# WORK ORDER:
Here is the listing. Report each line in it that contains the string "available".

# STORED DATA:
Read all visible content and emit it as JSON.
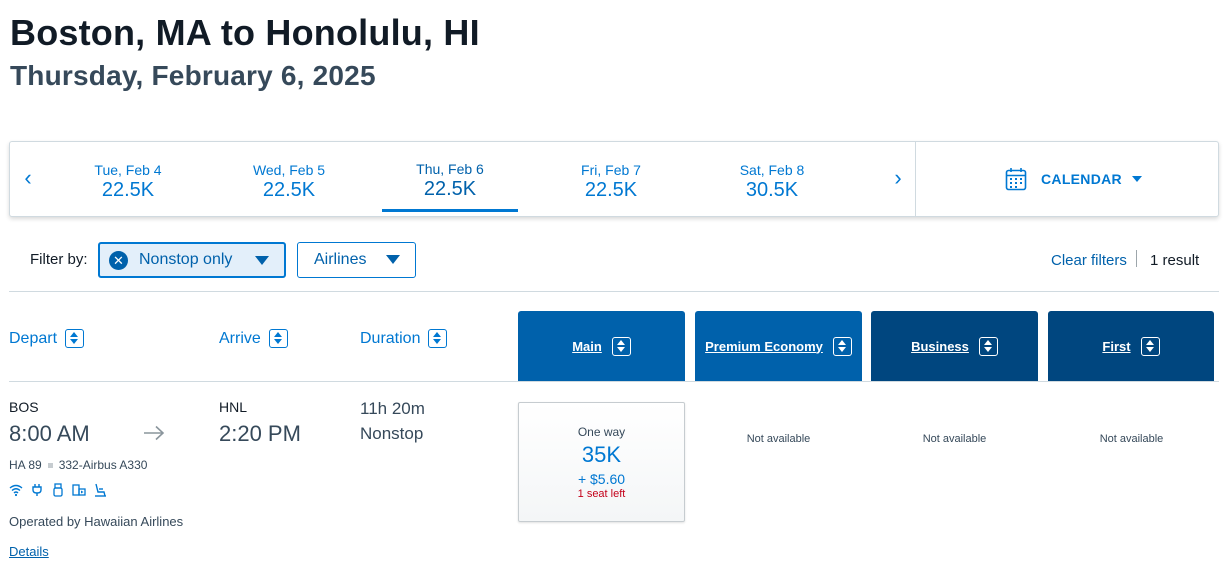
{
  "header": {
    "route": "Boston, MA to Honolulu, HI",
    "date": "Thursday, February 6, 2025"
  },
  "date_strip": {
    "dates": [
      {
        "day": "Tue, Feb 4",
        "price": "22.5K"
      },
      {
        "day": "Wed, Feb 5",
        "price": "22.5K"
      },
      {
        "day": "Thu, Feb 6",
        "price": "22.5K",
        "selected": true
      },
      {
        "day": "Fri, Feb 7",
        "price": "22.5K"
      },
      {
        "day": "Sat, Feb 8",
        "price": "30.5K"
      }
    ],
    "prev_arrow": "‹",
    "next_arrow": "›",
    "calendar_label": "CALENDAR"
  },
  "filters": {
    "label": "Filter by:",
    "nonstop_label": "Nonstop only",
    "airlines_label": "Airlines",
    "clear_label": "Clear filters",
    "result_count": "1 result"
  },
  "columns": {
    "depart": "Depart",
    "arrive": "Arrive",
    "duration": "Duration",
    "cabins": [
      "Main",
      "Premium Economy",
      "Business",
      "First"
    ]
  },
  "flight": {
    "depart_code": "BOS",
    "depart_time": "8:00 AM",
    "arrive_code": "HNL",
    "arrive_time": "2:20 PM",
    "duration": "11h 20m",
    "stops": "Nonstop",
    "flight_number": "HA 89",
    "aircraft": "332-Airbus A330",
    "operated_by": "Operated by Hawaiian Airlines",
    "details_label": "Details",
    "amenities": [
      "wifi-icon",
      "power-icon",
      "usb-icon",
      "entertainment-icon",
      "seat-icon"
    ],
    "main_fare": {
      "type": "One way",
      "miles": "35K",
      "taxes": "+ $5.60",
      "seats": "1 seat left"
    },
    "premium_fare": "Not available",
    "business_fare": "Not available",
    "first_fare": "Not available"
  },
  "colors": {
    "accent": "#0078d2",
    "header_main": "#0061ab",
    "header_premium": "#0061ab",
    "header_business": "#00467f",
    "header_first": "#00467f",
    "alert": "#c30019"
  }
}
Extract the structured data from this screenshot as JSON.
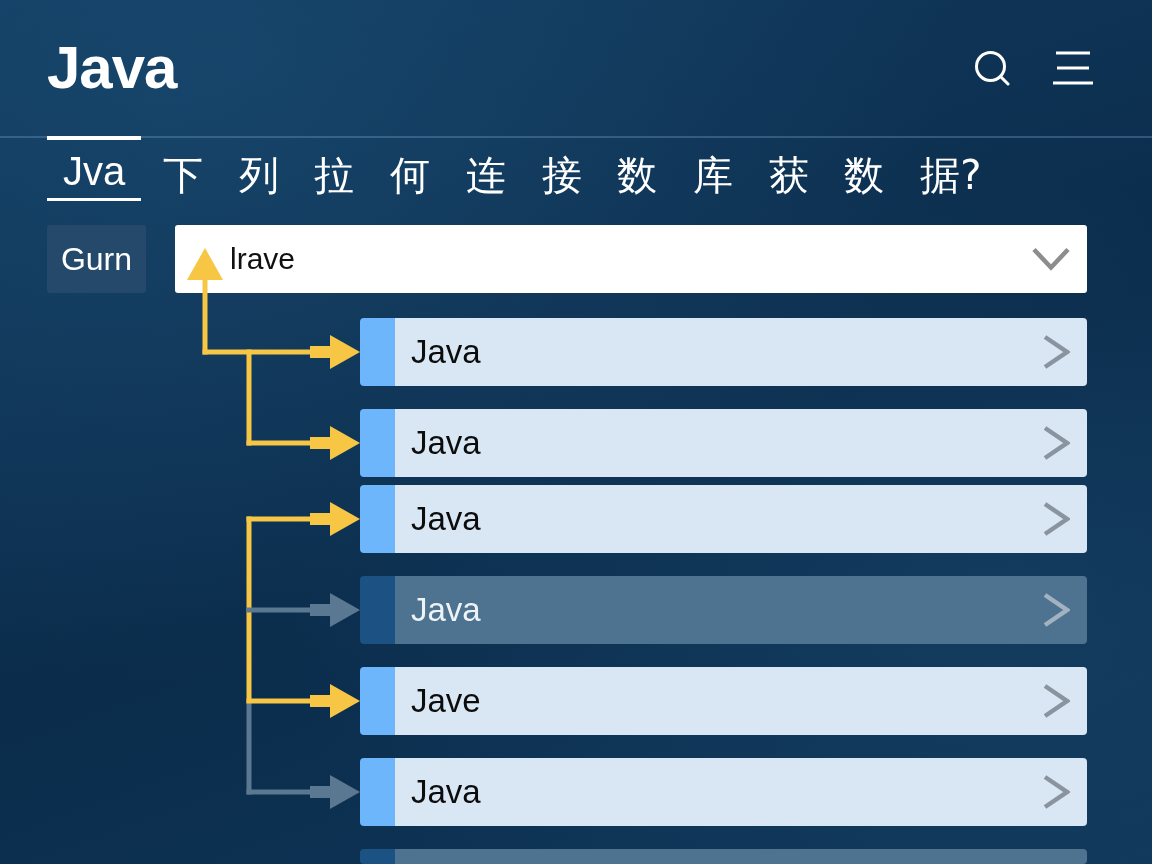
{
  "header": {
    "logo": "Java"
  },
  "tabs": [
    {
      "label": "Jva",
      "selected": true
    }
  ],
  "question": "下 列 拉 何 连 接 数 库 获 数 据?",
  "field_label": "Gurn",
  "dropdown": {
    "value": "lrave"
  },
  "option_groups": [
    {
      "linked_to_field": true,
      "options": [
        {
          "label": "Java",
          "dimmed": false,
          "connected": true
        },
        {
          "label": "Java",
          "dimmed": false,
          "connected": true
        }
      ]
    },
    {
      "linked_to_field": false,
      "options": [
        {
          "label": "Java",
          "dimmed": false,
          "connected": true
        },
        {
          "label": "Java",
          "dimmed": true,
          "connected": false
        },
        {
          "label": "Jave",
          "dimmed": false,
          "connected": true
        },
        {
          "label": "Java",
          "dimmed": false,
          "connected": false
        },
        {
          "dimmed": true
        }
      ]
    }
  ]
}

# EXERCISE RESULT:
    "premium_fare": "Not available",
    "business_fare": "Not available",
    "first_fare": "Not available"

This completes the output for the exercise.